§ Exercise material:
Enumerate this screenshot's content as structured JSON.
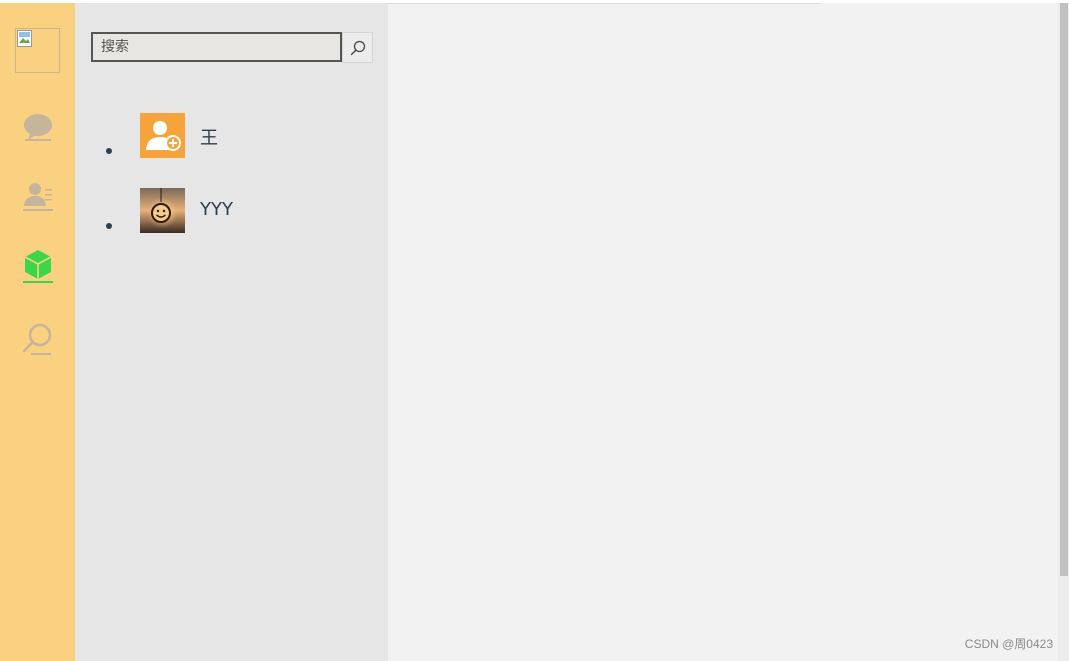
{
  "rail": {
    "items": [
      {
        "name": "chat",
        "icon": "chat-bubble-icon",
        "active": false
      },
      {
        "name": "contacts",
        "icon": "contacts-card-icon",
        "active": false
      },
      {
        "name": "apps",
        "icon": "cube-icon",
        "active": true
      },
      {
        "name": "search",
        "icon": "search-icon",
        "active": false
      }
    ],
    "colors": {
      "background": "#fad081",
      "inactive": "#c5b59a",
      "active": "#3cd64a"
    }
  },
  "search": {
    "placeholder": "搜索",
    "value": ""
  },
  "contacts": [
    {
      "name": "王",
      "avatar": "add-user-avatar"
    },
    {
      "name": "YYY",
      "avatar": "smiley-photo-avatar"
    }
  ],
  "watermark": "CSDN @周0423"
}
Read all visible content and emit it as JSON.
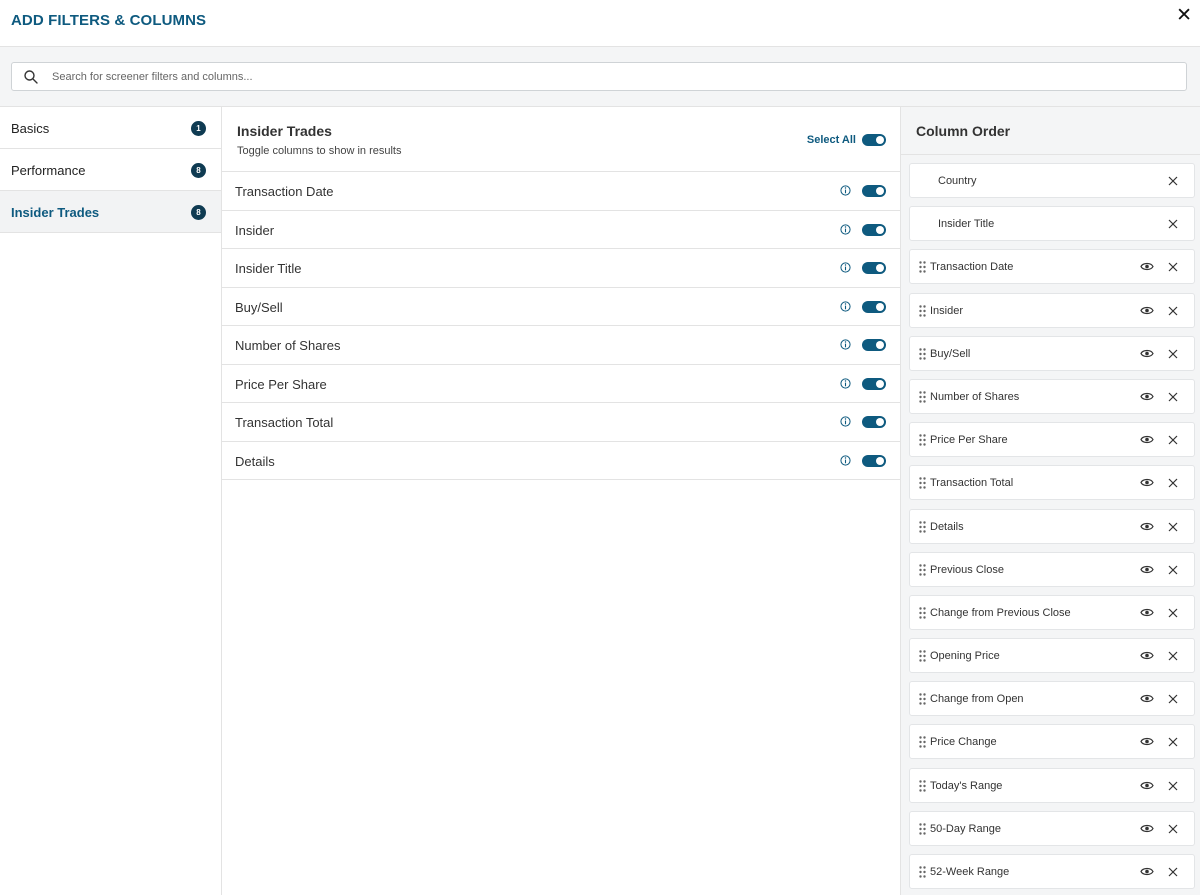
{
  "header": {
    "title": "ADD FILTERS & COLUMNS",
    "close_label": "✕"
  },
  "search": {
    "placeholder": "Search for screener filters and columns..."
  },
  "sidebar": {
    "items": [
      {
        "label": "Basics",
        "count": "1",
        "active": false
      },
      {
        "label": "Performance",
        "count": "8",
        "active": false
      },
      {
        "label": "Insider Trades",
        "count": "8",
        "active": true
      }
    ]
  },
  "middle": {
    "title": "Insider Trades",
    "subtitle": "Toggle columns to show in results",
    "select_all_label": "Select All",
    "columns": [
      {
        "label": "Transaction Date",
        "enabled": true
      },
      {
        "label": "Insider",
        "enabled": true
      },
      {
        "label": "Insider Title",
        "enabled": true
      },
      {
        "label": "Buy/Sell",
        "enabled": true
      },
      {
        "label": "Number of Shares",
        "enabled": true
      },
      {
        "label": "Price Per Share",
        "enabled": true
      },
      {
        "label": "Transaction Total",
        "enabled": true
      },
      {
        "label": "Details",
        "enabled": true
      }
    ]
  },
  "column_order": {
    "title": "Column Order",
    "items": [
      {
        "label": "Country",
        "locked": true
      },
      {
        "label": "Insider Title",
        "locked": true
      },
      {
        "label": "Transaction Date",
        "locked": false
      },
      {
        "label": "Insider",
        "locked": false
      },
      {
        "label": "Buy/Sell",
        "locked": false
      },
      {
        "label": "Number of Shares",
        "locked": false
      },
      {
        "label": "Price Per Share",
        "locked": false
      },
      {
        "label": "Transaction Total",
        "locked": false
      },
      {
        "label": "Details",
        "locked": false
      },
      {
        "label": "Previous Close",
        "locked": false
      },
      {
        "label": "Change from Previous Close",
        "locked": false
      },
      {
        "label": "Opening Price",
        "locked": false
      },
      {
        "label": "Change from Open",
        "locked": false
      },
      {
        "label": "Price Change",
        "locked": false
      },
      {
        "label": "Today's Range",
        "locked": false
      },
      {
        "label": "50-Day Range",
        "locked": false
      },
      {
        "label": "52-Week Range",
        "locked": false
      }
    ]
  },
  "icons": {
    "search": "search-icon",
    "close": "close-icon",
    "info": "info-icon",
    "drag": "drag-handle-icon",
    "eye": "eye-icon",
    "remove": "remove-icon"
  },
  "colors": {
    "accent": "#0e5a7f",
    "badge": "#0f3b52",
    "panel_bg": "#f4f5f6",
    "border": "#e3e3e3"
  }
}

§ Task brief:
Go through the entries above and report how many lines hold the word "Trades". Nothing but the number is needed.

§ Answer below:
2